:: The data ::

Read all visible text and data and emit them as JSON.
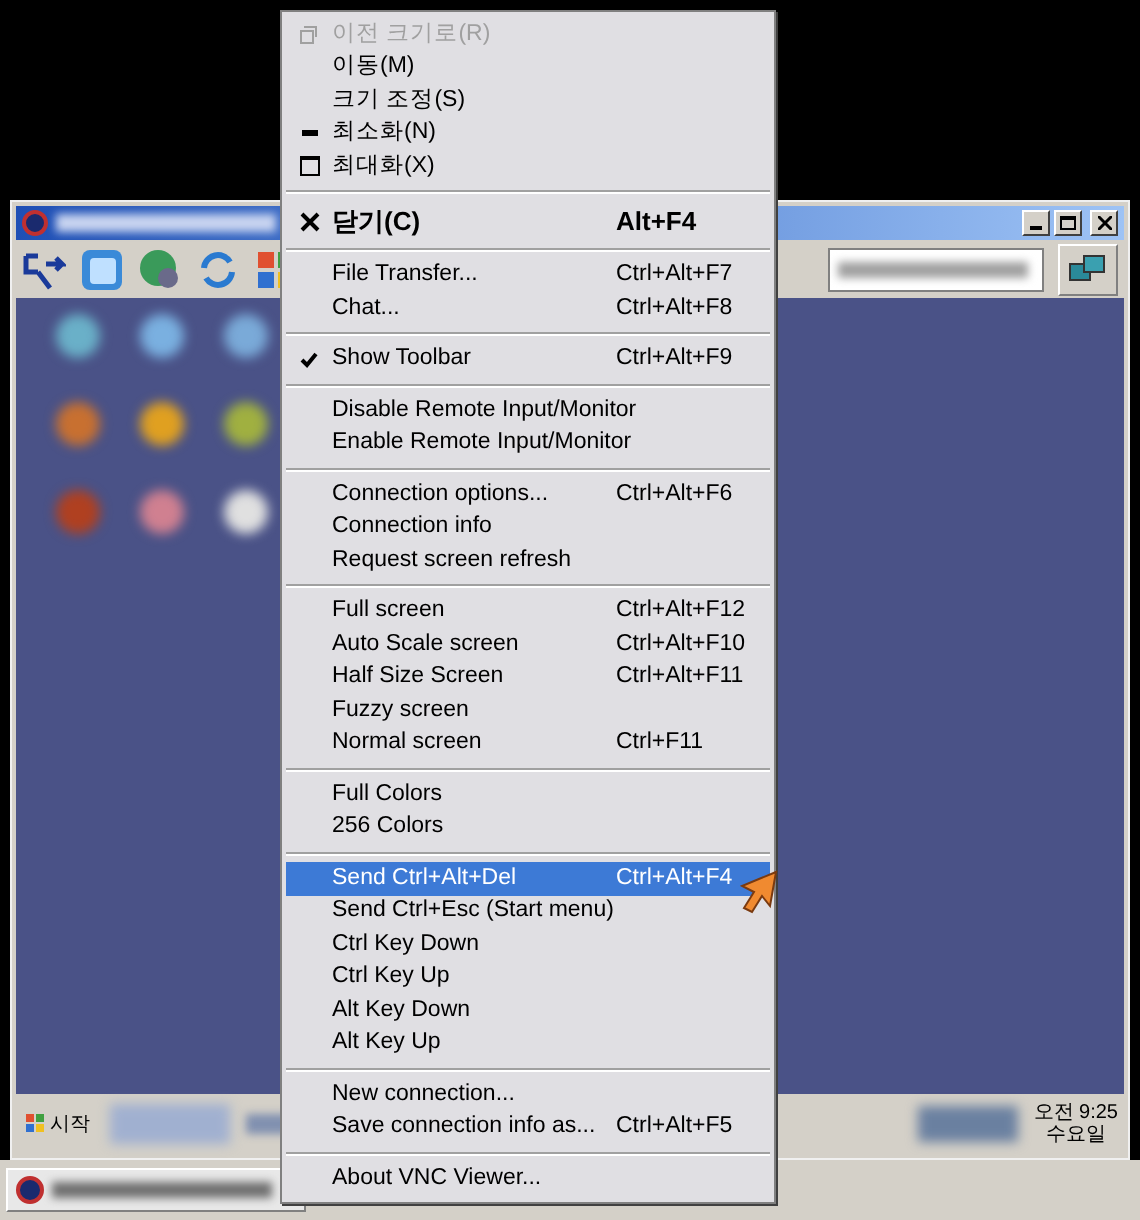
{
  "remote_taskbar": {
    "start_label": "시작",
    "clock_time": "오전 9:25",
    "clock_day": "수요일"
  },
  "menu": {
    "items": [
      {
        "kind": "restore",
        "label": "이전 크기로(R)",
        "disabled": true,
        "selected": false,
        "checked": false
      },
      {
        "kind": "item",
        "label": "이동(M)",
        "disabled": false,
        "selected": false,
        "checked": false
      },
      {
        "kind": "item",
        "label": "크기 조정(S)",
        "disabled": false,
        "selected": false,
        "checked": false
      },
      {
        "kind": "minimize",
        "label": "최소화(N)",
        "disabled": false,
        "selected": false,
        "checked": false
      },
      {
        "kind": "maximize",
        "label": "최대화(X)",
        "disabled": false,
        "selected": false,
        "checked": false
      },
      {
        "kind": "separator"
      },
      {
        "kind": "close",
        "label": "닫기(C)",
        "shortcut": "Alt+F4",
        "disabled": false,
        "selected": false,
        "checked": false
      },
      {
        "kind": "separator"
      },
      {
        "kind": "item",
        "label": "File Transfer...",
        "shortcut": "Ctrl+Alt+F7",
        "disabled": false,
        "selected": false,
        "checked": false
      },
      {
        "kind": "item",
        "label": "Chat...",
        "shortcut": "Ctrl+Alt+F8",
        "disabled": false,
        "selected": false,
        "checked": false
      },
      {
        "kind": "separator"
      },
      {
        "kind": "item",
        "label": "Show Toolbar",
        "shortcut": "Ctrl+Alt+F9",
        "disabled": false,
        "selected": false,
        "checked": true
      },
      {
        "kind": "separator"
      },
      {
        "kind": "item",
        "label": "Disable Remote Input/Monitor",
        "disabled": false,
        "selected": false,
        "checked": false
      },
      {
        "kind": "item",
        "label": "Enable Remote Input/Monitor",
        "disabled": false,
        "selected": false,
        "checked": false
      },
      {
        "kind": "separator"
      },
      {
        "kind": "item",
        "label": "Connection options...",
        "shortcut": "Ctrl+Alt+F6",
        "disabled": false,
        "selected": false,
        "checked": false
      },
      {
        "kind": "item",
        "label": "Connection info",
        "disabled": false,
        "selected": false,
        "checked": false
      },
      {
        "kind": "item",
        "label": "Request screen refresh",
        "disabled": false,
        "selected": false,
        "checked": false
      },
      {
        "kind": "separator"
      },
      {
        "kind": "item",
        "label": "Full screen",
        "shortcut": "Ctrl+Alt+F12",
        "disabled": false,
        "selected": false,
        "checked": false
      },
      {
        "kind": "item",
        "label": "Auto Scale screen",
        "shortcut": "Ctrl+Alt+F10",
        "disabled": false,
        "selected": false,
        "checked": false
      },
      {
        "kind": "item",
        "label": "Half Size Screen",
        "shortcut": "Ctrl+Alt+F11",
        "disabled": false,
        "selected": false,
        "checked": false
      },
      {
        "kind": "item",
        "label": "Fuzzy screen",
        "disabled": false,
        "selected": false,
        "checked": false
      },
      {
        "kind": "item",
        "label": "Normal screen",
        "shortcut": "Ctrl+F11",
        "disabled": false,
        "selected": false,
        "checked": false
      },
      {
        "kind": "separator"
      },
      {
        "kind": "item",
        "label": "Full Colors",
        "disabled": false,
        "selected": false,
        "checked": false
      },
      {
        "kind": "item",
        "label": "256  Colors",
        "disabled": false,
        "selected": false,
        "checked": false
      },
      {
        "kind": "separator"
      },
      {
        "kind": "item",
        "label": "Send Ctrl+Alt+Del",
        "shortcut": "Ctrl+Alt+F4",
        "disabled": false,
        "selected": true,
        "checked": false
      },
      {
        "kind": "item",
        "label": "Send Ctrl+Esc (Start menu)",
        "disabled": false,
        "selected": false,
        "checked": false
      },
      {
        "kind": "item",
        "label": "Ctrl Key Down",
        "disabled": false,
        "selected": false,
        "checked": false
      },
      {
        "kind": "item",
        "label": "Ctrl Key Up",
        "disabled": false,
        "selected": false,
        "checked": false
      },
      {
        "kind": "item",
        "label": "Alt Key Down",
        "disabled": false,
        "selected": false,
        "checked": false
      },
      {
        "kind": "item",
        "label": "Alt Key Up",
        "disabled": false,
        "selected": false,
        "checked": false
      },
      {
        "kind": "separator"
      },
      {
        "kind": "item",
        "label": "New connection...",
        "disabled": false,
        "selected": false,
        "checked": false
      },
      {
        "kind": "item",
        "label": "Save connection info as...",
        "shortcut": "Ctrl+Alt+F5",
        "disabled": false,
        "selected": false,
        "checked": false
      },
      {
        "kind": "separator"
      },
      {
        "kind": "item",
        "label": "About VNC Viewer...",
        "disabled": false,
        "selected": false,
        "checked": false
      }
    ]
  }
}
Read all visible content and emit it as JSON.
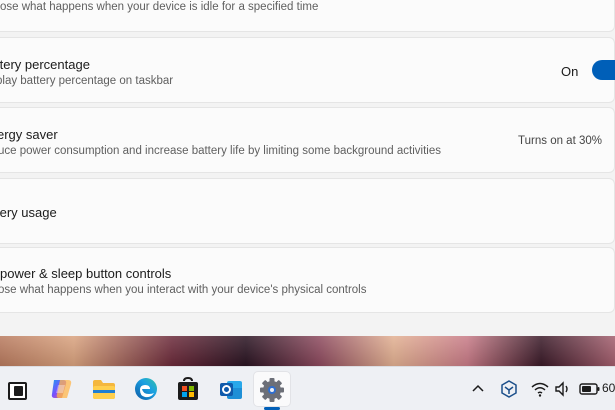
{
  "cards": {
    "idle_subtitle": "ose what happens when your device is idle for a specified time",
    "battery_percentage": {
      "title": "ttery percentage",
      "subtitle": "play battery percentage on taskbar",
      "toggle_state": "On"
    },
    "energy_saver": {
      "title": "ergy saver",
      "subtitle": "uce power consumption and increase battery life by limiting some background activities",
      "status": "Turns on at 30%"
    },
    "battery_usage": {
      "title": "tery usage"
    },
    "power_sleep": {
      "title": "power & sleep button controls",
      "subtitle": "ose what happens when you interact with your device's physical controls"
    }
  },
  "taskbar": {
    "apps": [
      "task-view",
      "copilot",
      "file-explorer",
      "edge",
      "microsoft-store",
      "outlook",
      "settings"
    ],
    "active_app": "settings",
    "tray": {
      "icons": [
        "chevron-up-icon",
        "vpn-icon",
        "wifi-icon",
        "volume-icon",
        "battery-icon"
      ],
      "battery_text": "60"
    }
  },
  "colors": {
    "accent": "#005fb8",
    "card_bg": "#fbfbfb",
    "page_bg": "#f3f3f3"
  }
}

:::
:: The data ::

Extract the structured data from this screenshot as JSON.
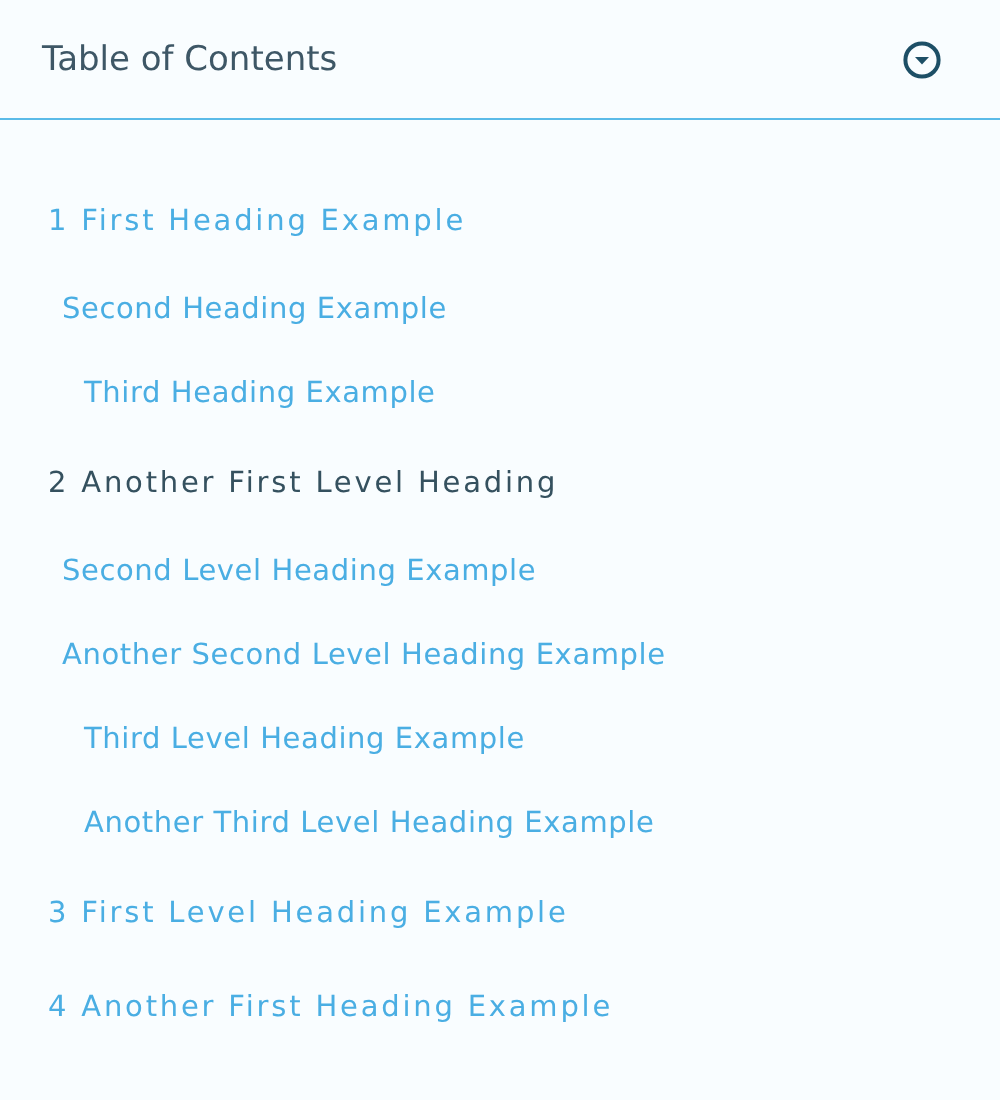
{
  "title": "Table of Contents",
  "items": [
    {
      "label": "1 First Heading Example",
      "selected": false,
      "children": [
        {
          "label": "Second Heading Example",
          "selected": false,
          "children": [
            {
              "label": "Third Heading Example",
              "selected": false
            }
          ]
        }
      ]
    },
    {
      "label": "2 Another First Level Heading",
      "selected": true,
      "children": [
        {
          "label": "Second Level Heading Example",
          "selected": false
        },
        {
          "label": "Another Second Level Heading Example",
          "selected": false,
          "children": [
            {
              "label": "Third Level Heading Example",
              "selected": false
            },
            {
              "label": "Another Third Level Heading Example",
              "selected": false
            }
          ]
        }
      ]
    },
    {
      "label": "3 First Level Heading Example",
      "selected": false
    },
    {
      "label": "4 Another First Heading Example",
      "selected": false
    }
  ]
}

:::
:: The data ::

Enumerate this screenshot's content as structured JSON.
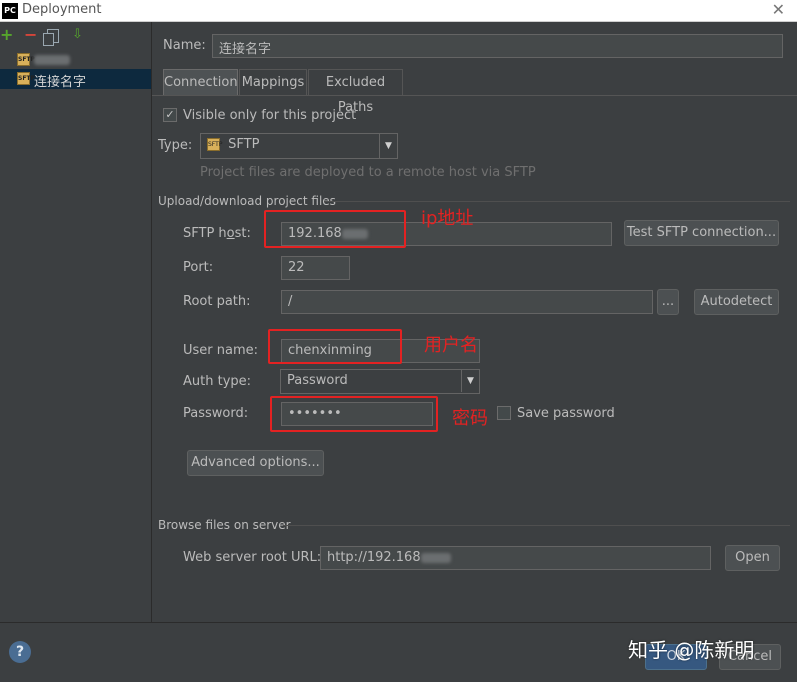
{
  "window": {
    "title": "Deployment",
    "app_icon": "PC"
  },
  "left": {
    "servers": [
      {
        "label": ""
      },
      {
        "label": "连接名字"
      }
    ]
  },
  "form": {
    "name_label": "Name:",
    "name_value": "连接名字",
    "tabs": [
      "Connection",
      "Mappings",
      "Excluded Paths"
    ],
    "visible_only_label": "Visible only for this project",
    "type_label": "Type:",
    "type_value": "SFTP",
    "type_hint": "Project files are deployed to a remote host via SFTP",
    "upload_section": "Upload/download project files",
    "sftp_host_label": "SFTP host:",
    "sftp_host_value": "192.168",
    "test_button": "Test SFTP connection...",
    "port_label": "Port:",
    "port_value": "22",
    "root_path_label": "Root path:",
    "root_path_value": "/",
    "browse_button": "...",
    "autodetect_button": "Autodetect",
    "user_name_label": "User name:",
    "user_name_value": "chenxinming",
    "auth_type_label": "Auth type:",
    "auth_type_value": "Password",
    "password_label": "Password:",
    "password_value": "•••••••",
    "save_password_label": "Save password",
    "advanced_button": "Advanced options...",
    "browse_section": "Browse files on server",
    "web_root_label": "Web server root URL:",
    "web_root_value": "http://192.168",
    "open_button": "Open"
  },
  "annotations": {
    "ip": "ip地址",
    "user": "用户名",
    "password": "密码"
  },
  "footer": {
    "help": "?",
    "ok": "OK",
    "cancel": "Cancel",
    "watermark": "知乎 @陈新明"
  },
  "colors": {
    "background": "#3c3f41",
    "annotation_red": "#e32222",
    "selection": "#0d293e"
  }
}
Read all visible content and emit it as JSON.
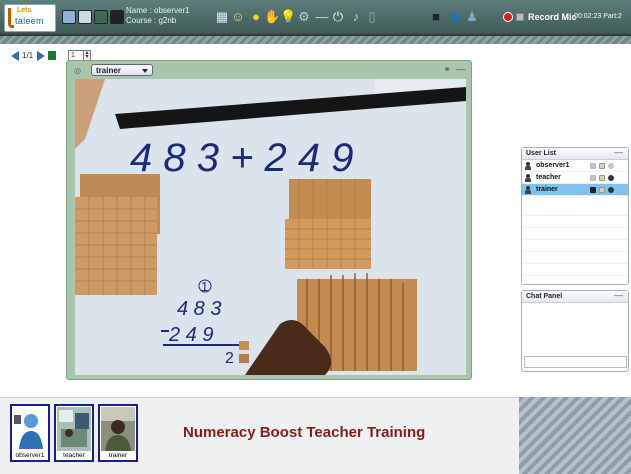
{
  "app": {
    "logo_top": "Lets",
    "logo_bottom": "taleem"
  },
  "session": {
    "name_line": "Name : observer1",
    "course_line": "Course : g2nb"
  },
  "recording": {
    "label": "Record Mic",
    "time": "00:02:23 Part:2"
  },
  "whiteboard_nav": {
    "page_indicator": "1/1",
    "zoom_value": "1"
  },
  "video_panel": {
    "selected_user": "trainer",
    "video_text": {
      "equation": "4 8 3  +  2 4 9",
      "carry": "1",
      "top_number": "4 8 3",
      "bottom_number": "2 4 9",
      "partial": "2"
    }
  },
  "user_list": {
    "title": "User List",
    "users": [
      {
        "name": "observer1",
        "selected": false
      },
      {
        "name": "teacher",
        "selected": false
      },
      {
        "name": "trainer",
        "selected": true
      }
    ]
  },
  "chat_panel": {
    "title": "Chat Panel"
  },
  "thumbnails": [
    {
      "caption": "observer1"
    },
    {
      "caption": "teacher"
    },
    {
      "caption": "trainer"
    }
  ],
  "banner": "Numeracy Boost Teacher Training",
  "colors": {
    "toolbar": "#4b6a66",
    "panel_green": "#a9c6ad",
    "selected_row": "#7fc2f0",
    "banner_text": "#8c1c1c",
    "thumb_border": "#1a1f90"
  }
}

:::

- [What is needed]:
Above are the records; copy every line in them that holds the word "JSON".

- [Task output]:
Read all visible text and data and emit them as JSON.
Read all visible content and emit it as JSON.
Extract the structured data from this screenshot as JSON.
Enumerate this screenshot's content as structured JSON.
Read all visible content and emit it as JSON.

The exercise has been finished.